Yet-Ming Chiang, the Kyocera Professor of Ceramics, MIT
Lithium-metal electrodes are generally used in non-rechargeable batteries, but that’s because dendrites form only during the charging process.
At first, the problem of dendrite formation in lithium rechargeable batteries was recognized in the early 1970s, Chiang says, “and 45 years later that problem has still not been solved. But the goal is still tantalizing,” because of potential to increase the capacity of a battery by using lithium metal electrodes.
In the past few years, several groups have been seeking to develop solid electrolytes in order to enable the use of lithium metal electrodes. There are two major types being worked on, metal oxides and lithium phosphorus sulfides. With all these research efforts, a prevailing thought was that the material had to be stiff, not elastic. However, these materials have tended to reveal confusing and inconsistent results in lab tests.
The idea made sense, because a stiffer material has to be more resistant to something trying to press into its surface. However, the new work, where the group tested four different varieties of potential solid electrolyte material samples and observed how they performed during charging and discharging periods, revealed the way in which dendrites actually form in stiff solid materials is completely different from those that form in liquid electrolytes.
On the solid-state surfaces, lithium from one of the electrodes starts to be deposited, through an electrochemical reaction, onto any small defect that exists on the surface of the electrolyte, including tiny pits, scratches and cracks. Once the initial deposit forms this defect, it continues to develop — and, surprisingly, the buildup extends from the tip of the dendrite, not from the base, as it penetrates into the solid, working like a wedge as it goes and opening a wider crack.

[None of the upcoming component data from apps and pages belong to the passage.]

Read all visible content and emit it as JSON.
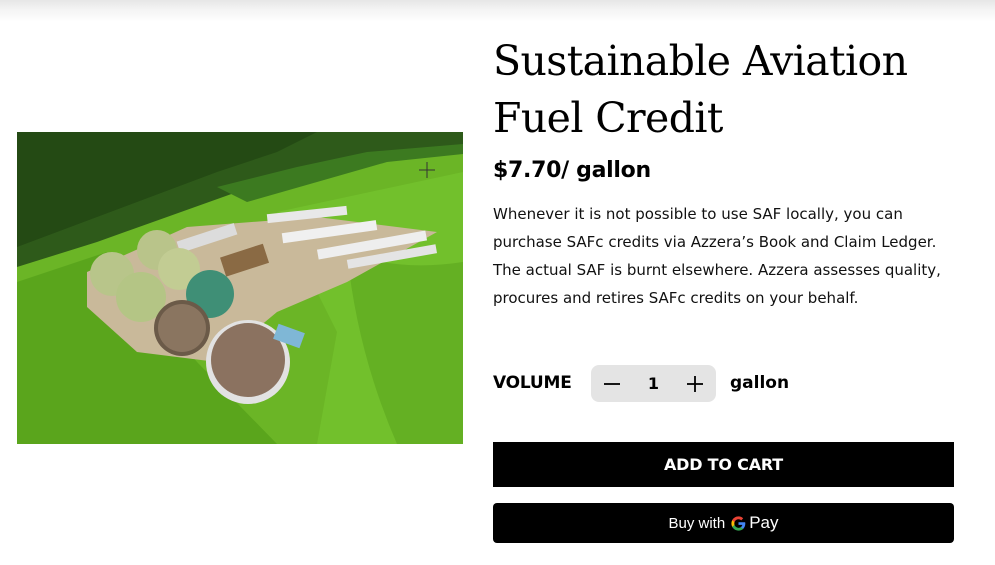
{
  "product": {
    "title_line1": "Sustainable Aviation",
    "title_line2": "Fuel Credit",
    "price": "$7.70/ gallon",
    "description": "Whenever it is not possible to use SAF locally, you can purchase SAFc credits via Azzera’s Book and Claim Ledger. The actual SAF is burnt elsewhere. Azzera assesses quality, procures and retires SAFc credits on your behalf.",
    "image_icon": "aerial-biogas-plant-photo"
  },
  "volume": {
    "label": "VOLUME",
    "quantity": "1",
    "unit": "gallon",
    "decrement_icon": "minus-icon",
    "increment_icon": "plus-icon"
  },
  "actions": {
    "add_to_cart_label": "ADD TO CART",
    "gpay_prefix": "Buy with",
    "gpay_brand": "Pay",
    "gpay_icon": "google-g-icon"
  },
  "colors": {
    "button_bg": "#000000",
    "stepper_bg": "#e4e4e4",
    "text": "#000000"
  }
}
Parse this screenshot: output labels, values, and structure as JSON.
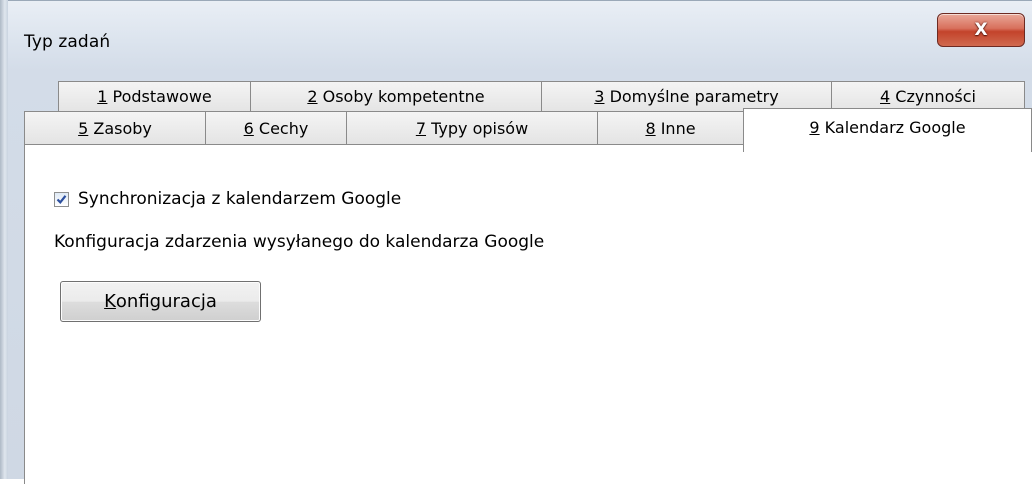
{
  "window": {
    "title": "Typ zadań",
    "close_label": "X"
  },
  "tabs": {
    "row1": [
      {
        "num": "1",
        "label": " Podstawowe"
      },
      {
        "num": "2",
        "label": " Osoby kompetentne"
      },
      {
        "num": "3",
        "label": " Domyślne parametry"
      },
      {
        "num": "4",
        "label": " Czynności"
      }
    ],
    "row2": [
      {
        "num": "5",
        "label": " Zasoby"
      },
      {
        "num": "6",
        "label": " Cechy"
      },
      {
        "num": "7",
        "label": " Typy opisów"
      },
      {
        "num": "8",
        "label": " Inne"
      },
      {
        "num": "9",
        "label": " Kalendarz Google"
      }
    ],
    "active": "9"
  },
  "panel": {
    "sync_checkbox": {
      "label": "Synchronizacja z kalendarzem Google",
      "checked": true
    },
    "description": "Konfiguracja zdarzenia wysyłanego do kalendarza Google",
    "config_button": {
      "accel": "K",
      "rest": "onfiguracja"
    }
  },
  "colors": {
    "close_button": "#c3432b",
    "checkmark": "#2c4f9e"
  }
}
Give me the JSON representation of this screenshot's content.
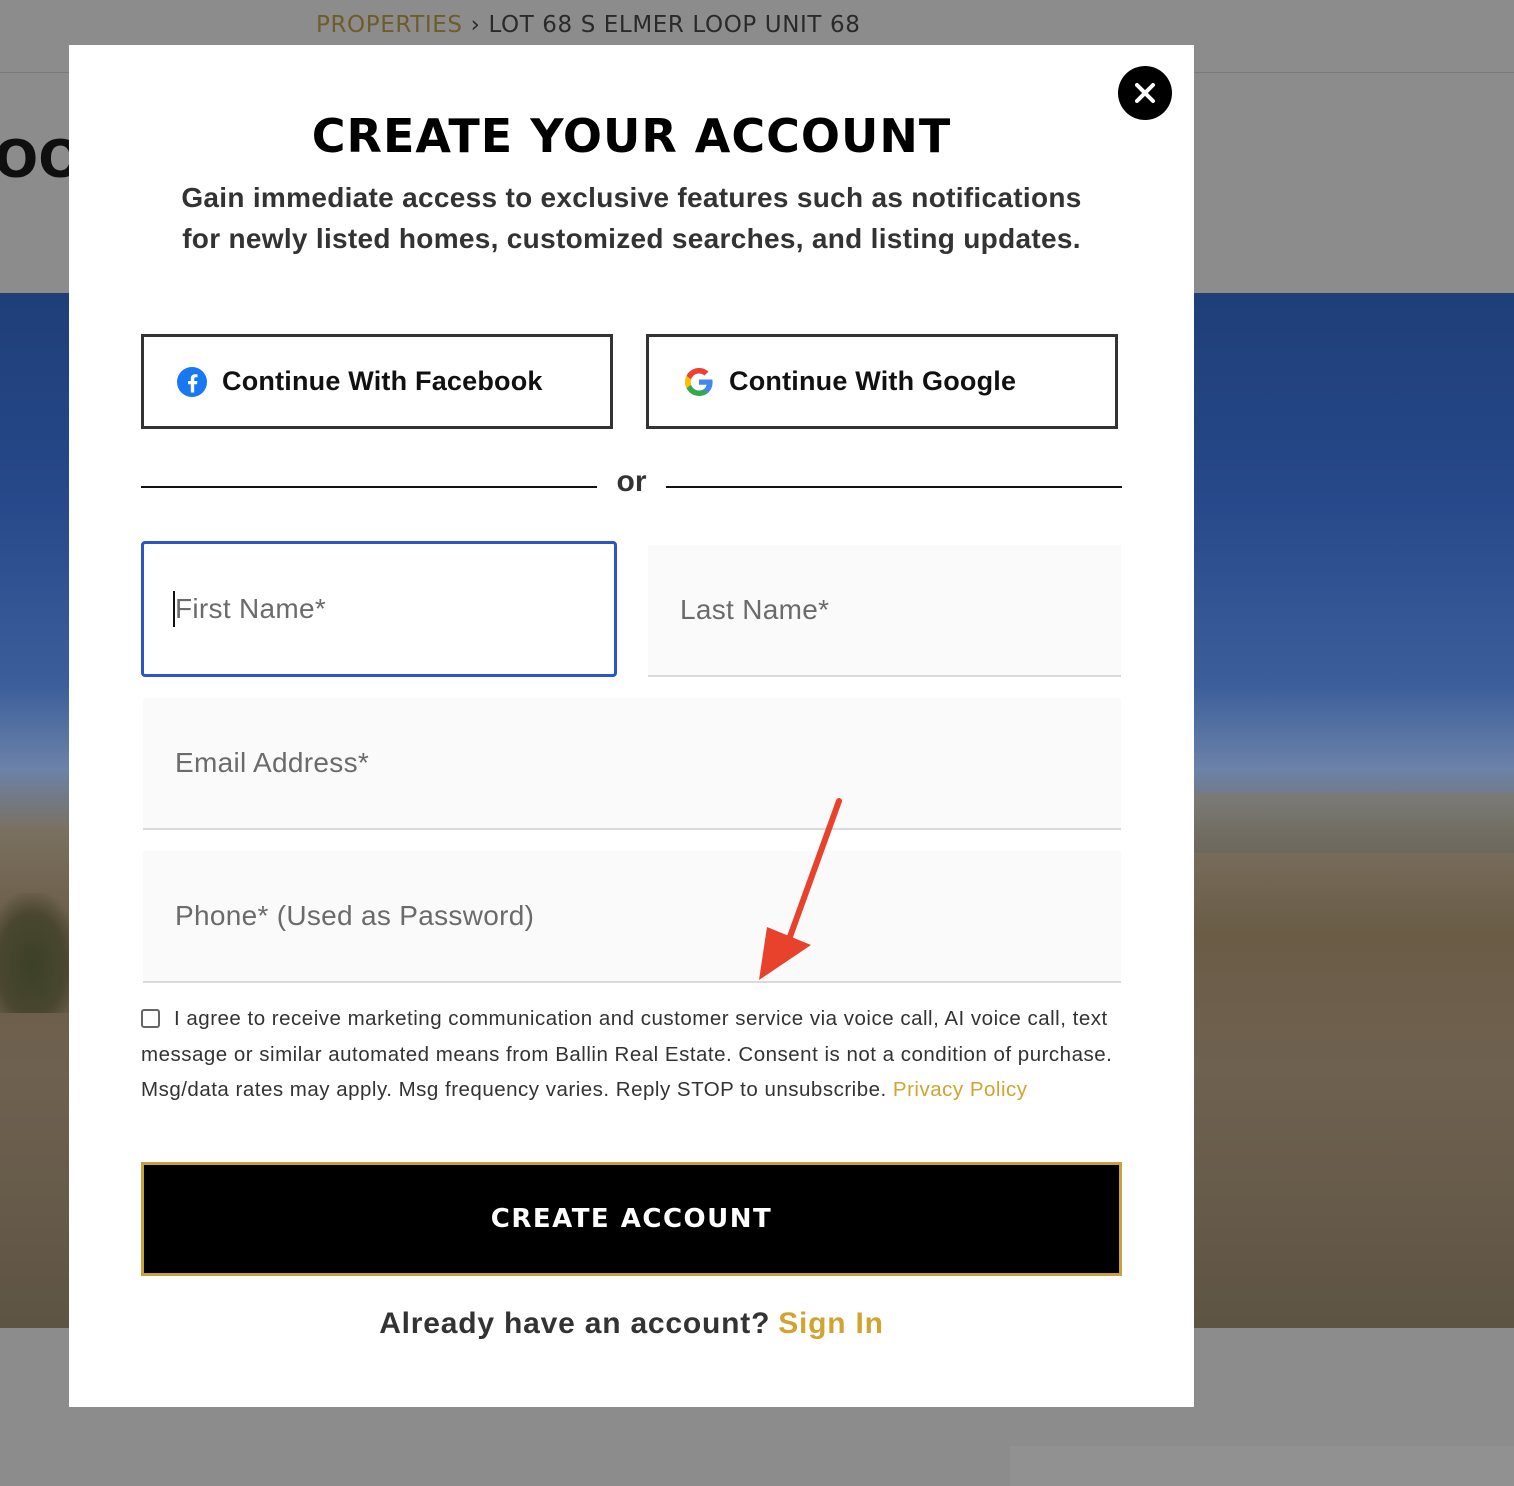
{
  "breadcrumb": {
    "link": "PROPERTIES",
    "separator": "›",
    "current": "LOT 68 S ELMER LOOP UNIT 68"
  },
  "background": {
    "title_fragment": "OOI"
  },
  "modal": {
    "title": "CREATE YOUR ACCOUNT",
    "subtitle": "Gain immediate access to exclusive features such as notifications for newly listed homes, customized searches, and listing updates.",
    "close_icon": "close-icon",
    "facebook_label": "Continue With Facebook",
    "google_label": "Continue With Google",
    "divider_text": "or",
    "fields": {
      "first_name_placeholder": "First Name*",
      "last_name_placeholder": "Last Name*",
      "email_placeholder": "Email Address*",
      "phone_placeholder": "Phone* (Used as Password)"
    },
    "consent_text": "I agree to receive marketing communication and customer service via voice call, AI voice call, text message or similar automated means from Ballin Real Estate. Consent is not a condition of purchase. Msg/data rates may apply. Msg frequency varies. Reply STOP to unsubscribe.",
    "privacy_link": "Privacy Policy",
    "create_button": "CREATE ACCOUNT",
    "signin_prompt": "Already have an account?",
    "signin_link": "Sign In"
  },
  "colors": {
    "accent_gold": "#d1a331",
    "focus_blue": "#2b56c9",
    "annotation_red": "#e8412c"
  }
}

These materials are “very sensitive to the number and size of surface defects, not to the bulk properties,” of the material, Chiang says, It’s the crack propagation that leads to failure. … It tells us that what we should be focusing on more is the quality of the surfaces, on how smooth and defect-free we can make these solid electrolyte films.”
I believe that this high-quality and novel work will reset the thinking about how to engineer practical lithium metal solid-state batteries. The Authors have shown that a different mechanism governs lithium metal shorting in lithium solid-state batteries than in liquid or polymer lithium metal batteries where dendrites form… This implies that if lithium metal solid-state batteries are ever to have practical current densities, then careful minimization of all structural defects at the lithium metal and electrolyte interface is essential.
Alan Luntz, a Consulting Professor for Metal-Air Battery Research at Stanford University
Luntz added, “I consider it to be an extremely important contribution to the goal of developing practical and safe all solid-state batteries.”
The research team included Lukas Porz, Tushar Swamy, Daniel Rettenwander, and Harry Thomas at MIT; Stefan Berendts at the Technical University of Berlin; Reinhard Uecker at the Leibnitz Institute for Crystal Growth in Berlin; Brian Sheldon at Brown University; and Till Fromling at the Technical University of Darmstadt, Germany.